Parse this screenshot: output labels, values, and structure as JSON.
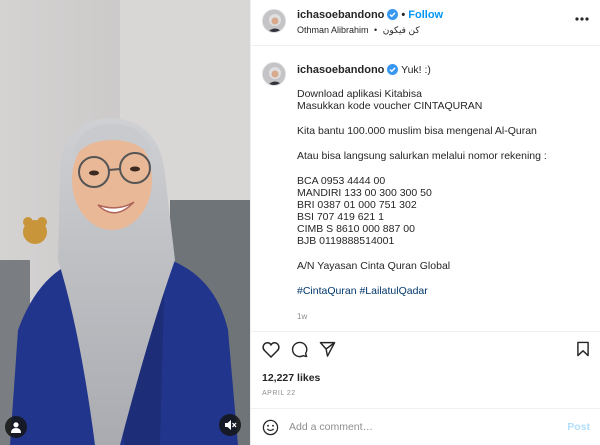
{
  "post": {
    "username": "ichasoebandono",
    "follow_label": "Follow",
    "separator": "•",
    "audio_artist": "Othman Alibrahim",
    "audio_title": "كن فيكون"
  },
  "caption": {
    "first_line": "Yuk! :)",
    "lines": [
      "Download aplikasi Kitabisa",
      "Masukkan kode voucher CINTAQURAN",
      "",
      "Kita bantu 100.000 muslim bisa mengenal Al-Quran",
      "",
      "Atau bisa langsung salurkan melalui nomor rekening :",
      "",
      "BCA 0953 4444 00",
      "MANDIRI 133 00 300 300 50",
      "BRI 0387 01 000 751 302",
      "BSI 707 419 621 1",
      "CIMB S 8610 000 887 00",
      "BJB 0119888514001",
      "",
      "A/N Yayasan Cinta Quran Global",
      ""
    ],
    "hashtags": [
      "#CintaQuran",
      "#LailatulQadar"
    ],
    "age": "1w"
  },
  "stats": {
    "likes": "12,227 likes",
    "date": "APRIL 22"
  },
  "comment_box": {
    "placeholder": "Add a comment…",
    "post_label": "Post"
  },
  "icons": {
    "verified": "verified-badge-icon",
    "more": "more-options-icon",
    "like": "heart-icon",
    "comment": "comment-icon",
    "share": "share-icon",
    "save": "bookmark-icon",
    "emoji": "emoji-icon",
    "user_tag": "user-tag-icon",
    "mute": "muted-speaker-icon"
  },
  "colors": {
    "link": "#0095f6",
    "hashtag": "#00376b",
    "muted_text": "#8e8e8e",
    "post_disabled": "#b2dffc",
    "verified": "#3897f0"
  }
}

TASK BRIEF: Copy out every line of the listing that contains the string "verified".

FINISHED TASK:
    "verified": "verified-badge-icon",
    "verified": "#3897f0"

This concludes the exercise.